- Parole officers
- Forensic psychology
There are others areas in criminal justice which require specialization and so additional education and experience is necessary. Candidates may be required to be proficient in the use of certain technologies and may also need to be fluent in a second language. Jobs at this level are highly competitive so it is important to do all that you can to distinguish yourself from other applicants.
These specialist branches of the criminal justice system include:
- Federal Bureau of Investigation (FBI)
- Homeland Security
- Central Intelligence Agency (CIA)
- Immigration officials
- Transportation Security Administration (TSA)
- Foreign Service
Jobs within the field of criminal justice are available in a vast number of areas and are diverse in their application. More types of jobs continue to become available as the field expands as a result of better methods of preserving social order and deterring criminal activity are discovered.
Pros and Cons
When looking to enter any profession, it is important to carefully weigh the pros and cons so as to be sure that this is the path you want to follow. This involves undertaking research to see how long you will be expected to study and if you’ll require further training. You must also get an idea of the potential career benefits (including salary) which may exist. Listed below are a few pros and cons of pursuing a career in criminal justice.
Job Outlook and Salary
With regards to prospective salary figures, much will depend on what branch of the field you go into. Furthermore, there are a number of factors that go into determining the average annual salary of an individual in a particular profession. These include education, training, work experience, certification, location, etc.
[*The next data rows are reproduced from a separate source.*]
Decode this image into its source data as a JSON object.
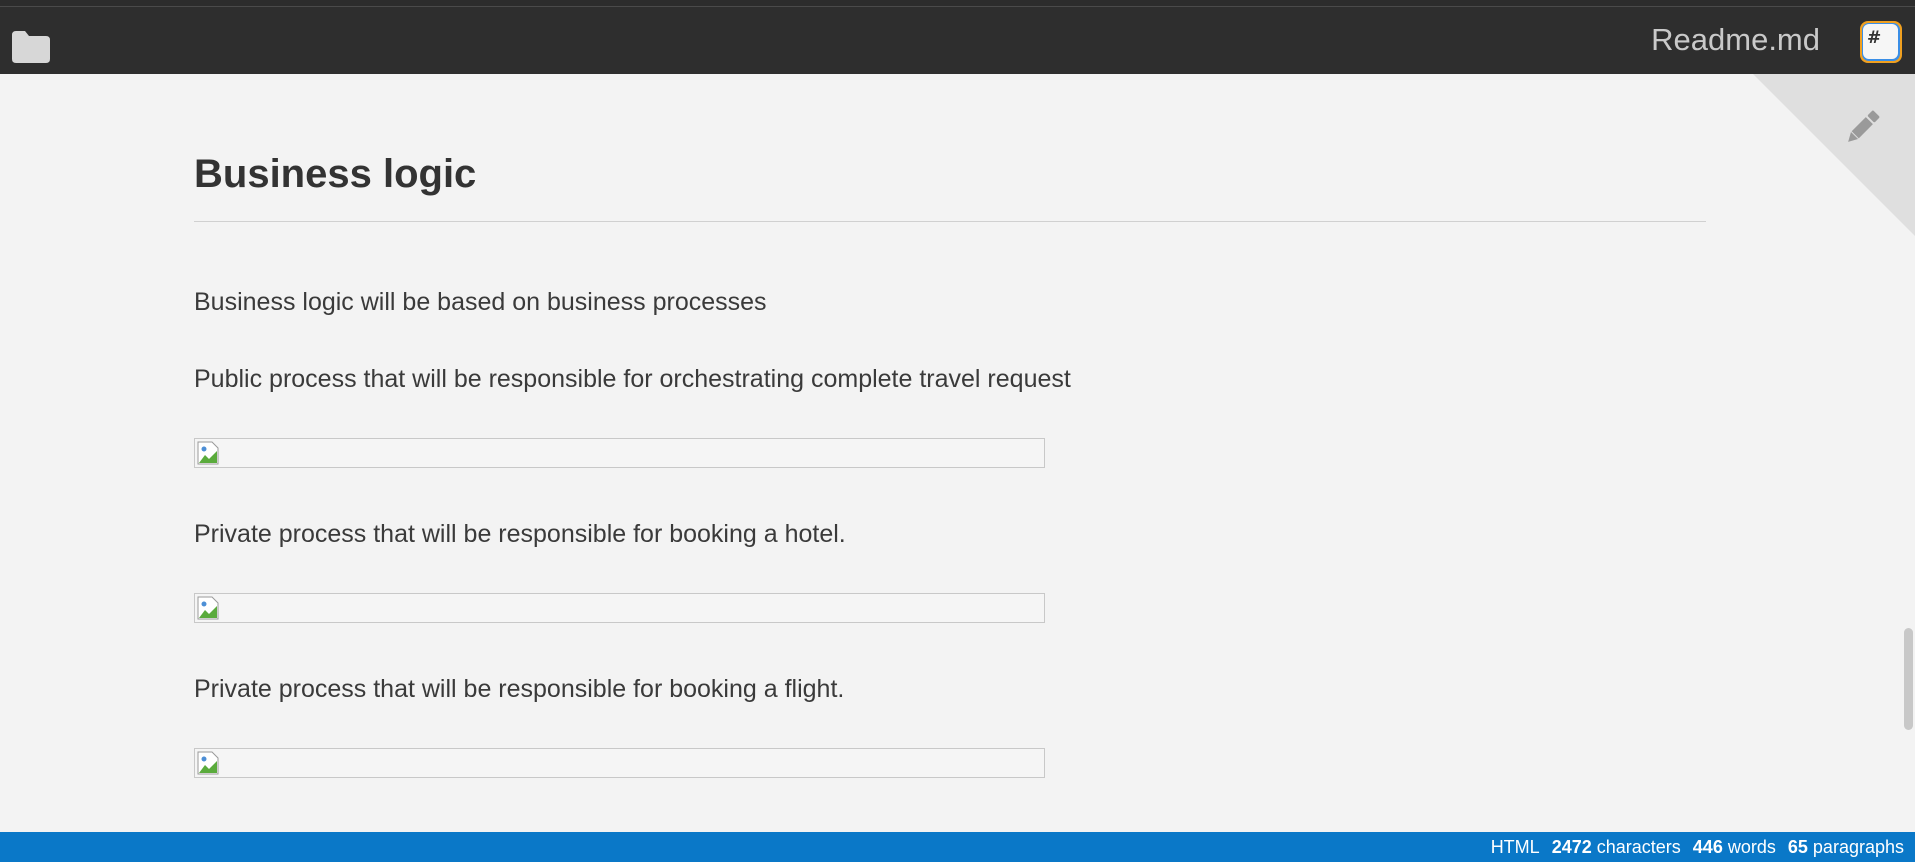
{
  "header": {
    "title": "Readme.md",
    "app_icon_glyph": "#"
  },
  "article": {
    "heading": "Business logic",
    "paragraphs": [
      "Business logic will be based on business processes",
      "Public process that will be responsible for orchestrating complete travel request",
      "Private process that will be responsible for booking a hotel.",
      "Private process that will be responsible for booking a flight."
    ]
  },
  "statusbar": {
    "mode": "HTML",
    "characters_count": "2472",
    "characters_label": "characters",
    "words_count": "446",
    "words_label": "words",
    "paragraphs_count": "65",
    "paragraphs_label": "paragraphs"
  },
  "colors": {
    "titlebar": "#2e2e2e",
    "content_bg": "#f3f3f3",
    "statusbar": "#0a78c8",
    "text": "#3a3a3a"
  },
  "icons": {
    "folder": "folder-icon",
    "app": "app-badge-icon",
    "edit": "pencil-icon",
    "broken_image": "broken-image-icon"
  }
}
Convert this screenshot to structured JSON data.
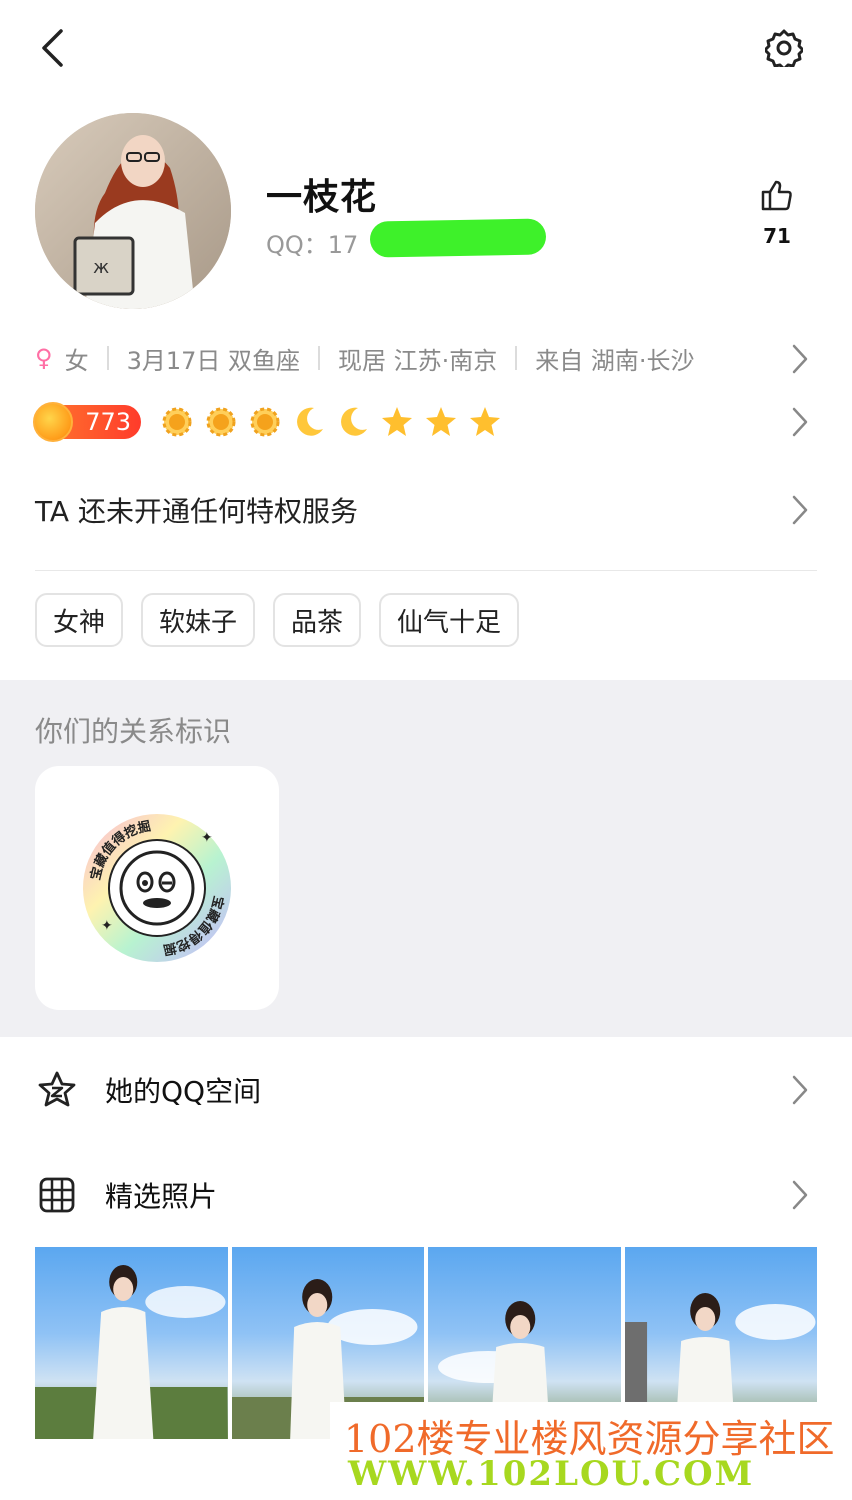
{
  "header": {
    "back_icon": "chevron-left-icon",
    "settings_icon": "gear-icon"
  },
  "profile": {
    "nickname": "一枝花",
    "qq_label": "QQ：",
    "qq_partial": "17",
    "like_count": "71",
    "like_icon": "thumbs-up-icon"
  },
  "info": {
    "gender_icon": "female-icon",
    "gender": "女",
    "birthday": "3月17日 双鱼座",
    "residence": "现居 江苏·南京",
    "hometown": "来自 湖南·长沙"
  },
  "level": {
    "value": "773",
    "icons": [
      "sun",
      "sun",
      "sun",
      "moon",
      "moon",
      "star",
      "star",
      "star"
    ],
    "colors": {
      "badge": "#ff5a2c",
      "icon": "#ffb52e"
    }
  },
  "privilege": {
    "text": "TA 还未开通任何特权服务"
  },
  "tags": [
    "女神",
    "软妹子",
    "品茶",
    "仙气十足"
  ],
  "relation": {
    "title": "你们的关系标识",
    "badge_text": "宝藏值得挖掘"
  },
  "menu": {
    "qzone_label": "她的QQ空间",
    "photos_label": "精选照片"
  },
  "watermark": {
    "line1": "102楼专业楼风资源分享社区",
    "line2": "WWW.102LOU.COM"
  }
}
For those looking for a career as a teacher of criminal justice and its various disciplines or research, according to data provided by the U.S Bureau of Labor Statistics (BLS), the annual median salary for 2013 for this profession was $61,850. The top 10% earned $98,500. For police and detectives, BLS reported an annual median salary of $56,980 per year in 2012. Lawyers on the other hand earned an annual median salary of $113,530 per year in 2012.
From the figures mentioned above, it can be seen that potential salaries vary greatly according to which area of criminal justice you intend to work in. Criminal justice is a dynamic and interdisciplinary field which relates together an understanding of criminal behavior and the mechanisms required to deter and penalize such behavior. The ultimate aim of the system is to preserve and maintain social order. If you choose to pursue a degree in criminal justice, you are likely to have a wide range of employment options available upon the completion of your degree. Much will depend on what you intend to do with your degree and which area of criminal justice you wish to work in.